# [EXERCISE DIRECTIONS]
Write out every line below that includes the word "submenu".
*** Opening of DATASET ENTRIES ***
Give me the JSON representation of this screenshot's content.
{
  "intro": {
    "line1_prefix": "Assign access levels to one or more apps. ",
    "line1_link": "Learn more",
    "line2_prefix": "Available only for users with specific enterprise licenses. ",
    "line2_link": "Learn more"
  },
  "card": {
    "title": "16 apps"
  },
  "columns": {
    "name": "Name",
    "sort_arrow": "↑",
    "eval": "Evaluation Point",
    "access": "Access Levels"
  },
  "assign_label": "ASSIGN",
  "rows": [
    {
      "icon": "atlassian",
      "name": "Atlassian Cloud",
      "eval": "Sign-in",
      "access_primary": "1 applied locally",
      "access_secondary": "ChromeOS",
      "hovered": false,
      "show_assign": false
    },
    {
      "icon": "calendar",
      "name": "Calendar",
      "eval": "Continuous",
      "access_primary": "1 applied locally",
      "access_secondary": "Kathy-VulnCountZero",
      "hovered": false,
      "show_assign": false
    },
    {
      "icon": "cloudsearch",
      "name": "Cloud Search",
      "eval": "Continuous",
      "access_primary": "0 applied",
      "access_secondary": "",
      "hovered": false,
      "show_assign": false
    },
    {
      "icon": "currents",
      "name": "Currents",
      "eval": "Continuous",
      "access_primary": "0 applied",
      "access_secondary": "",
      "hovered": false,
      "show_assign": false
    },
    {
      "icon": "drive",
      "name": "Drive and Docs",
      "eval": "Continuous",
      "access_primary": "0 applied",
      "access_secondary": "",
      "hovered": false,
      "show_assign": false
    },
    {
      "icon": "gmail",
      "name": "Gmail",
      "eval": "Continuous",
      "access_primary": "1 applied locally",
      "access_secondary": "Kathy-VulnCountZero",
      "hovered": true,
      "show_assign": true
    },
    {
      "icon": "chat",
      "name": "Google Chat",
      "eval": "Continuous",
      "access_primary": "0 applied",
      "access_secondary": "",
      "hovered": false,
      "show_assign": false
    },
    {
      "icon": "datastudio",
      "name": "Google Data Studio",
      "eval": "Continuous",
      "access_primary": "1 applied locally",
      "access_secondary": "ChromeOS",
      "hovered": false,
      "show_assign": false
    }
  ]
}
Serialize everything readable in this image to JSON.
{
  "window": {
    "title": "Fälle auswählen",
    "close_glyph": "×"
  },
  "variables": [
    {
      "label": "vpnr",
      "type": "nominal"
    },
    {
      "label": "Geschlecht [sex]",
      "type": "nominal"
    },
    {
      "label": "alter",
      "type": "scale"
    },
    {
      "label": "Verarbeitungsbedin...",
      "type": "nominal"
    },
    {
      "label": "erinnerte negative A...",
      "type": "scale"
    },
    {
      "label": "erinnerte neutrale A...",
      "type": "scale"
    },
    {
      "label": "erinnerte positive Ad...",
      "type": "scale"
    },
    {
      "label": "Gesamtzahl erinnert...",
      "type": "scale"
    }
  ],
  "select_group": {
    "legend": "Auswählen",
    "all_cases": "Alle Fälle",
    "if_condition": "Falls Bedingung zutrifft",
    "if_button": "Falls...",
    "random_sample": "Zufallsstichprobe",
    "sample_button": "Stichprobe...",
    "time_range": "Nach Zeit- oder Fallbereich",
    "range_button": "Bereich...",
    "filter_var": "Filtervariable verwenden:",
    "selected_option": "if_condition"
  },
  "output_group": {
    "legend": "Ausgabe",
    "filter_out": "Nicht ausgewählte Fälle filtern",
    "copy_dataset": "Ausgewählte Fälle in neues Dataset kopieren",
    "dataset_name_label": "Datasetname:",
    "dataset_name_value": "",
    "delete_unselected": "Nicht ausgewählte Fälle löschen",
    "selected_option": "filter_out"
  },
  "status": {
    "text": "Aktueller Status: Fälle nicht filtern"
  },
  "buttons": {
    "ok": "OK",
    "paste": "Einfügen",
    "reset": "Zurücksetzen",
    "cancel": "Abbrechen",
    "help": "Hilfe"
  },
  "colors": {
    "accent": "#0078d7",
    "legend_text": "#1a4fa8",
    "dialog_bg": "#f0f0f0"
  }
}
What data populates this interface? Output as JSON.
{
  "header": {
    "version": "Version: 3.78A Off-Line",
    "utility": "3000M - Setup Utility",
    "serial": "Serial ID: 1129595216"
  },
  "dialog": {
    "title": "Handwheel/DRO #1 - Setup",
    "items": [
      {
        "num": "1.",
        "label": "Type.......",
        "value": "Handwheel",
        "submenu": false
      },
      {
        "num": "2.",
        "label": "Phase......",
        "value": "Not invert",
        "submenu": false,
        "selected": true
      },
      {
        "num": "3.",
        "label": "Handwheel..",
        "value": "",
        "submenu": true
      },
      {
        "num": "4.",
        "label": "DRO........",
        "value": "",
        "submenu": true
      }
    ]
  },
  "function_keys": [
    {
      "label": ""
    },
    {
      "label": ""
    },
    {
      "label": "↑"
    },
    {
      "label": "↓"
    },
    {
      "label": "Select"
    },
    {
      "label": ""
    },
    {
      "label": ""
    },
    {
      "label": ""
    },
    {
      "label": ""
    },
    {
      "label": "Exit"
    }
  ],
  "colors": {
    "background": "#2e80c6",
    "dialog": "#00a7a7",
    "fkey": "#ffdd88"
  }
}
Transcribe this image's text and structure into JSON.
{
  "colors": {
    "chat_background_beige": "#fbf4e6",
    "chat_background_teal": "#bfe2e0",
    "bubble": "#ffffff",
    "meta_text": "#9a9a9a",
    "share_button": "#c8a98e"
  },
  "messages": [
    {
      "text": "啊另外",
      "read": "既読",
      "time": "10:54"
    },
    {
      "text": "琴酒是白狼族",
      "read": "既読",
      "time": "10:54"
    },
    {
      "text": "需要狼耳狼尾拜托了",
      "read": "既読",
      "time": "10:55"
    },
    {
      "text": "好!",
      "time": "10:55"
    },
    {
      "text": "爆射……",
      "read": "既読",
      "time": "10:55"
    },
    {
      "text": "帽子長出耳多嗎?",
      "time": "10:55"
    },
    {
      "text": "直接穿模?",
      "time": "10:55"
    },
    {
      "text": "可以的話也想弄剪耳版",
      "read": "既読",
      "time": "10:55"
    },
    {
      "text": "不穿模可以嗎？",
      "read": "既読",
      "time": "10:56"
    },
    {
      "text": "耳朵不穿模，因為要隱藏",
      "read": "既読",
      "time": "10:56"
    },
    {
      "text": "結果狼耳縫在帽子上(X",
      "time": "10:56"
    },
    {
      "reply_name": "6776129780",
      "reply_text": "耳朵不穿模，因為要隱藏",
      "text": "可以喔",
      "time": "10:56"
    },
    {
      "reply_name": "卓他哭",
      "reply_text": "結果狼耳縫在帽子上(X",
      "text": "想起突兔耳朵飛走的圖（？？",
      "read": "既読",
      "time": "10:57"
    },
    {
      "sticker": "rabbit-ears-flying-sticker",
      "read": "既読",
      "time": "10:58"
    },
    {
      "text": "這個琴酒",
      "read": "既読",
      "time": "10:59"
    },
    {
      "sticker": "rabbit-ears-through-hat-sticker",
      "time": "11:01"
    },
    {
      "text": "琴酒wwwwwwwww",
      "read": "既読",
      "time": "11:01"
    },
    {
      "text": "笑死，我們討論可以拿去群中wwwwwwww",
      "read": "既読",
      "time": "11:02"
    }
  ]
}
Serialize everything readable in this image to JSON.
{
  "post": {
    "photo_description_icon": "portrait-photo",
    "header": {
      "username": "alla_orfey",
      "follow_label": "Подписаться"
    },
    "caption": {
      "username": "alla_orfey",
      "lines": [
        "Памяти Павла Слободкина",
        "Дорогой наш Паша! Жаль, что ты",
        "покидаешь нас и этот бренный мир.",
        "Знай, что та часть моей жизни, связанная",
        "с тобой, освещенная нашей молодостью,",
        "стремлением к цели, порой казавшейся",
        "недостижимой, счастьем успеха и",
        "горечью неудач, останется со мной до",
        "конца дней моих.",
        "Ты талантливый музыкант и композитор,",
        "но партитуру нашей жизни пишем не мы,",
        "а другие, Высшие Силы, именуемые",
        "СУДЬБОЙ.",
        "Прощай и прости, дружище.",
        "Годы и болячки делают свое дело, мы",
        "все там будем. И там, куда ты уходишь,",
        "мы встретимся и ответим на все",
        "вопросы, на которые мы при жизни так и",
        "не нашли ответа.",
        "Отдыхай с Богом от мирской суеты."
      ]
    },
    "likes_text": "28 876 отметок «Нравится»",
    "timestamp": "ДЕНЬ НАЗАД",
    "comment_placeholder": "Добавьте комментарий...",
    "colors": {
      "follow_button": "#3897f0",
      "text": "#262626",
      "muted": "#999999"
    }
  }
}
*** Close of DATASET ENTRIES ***
# [ANSWER FOR THIS EXERCISE]
        "submenu": false
        "submenu": false,
        "submenu": true
        "submenu": true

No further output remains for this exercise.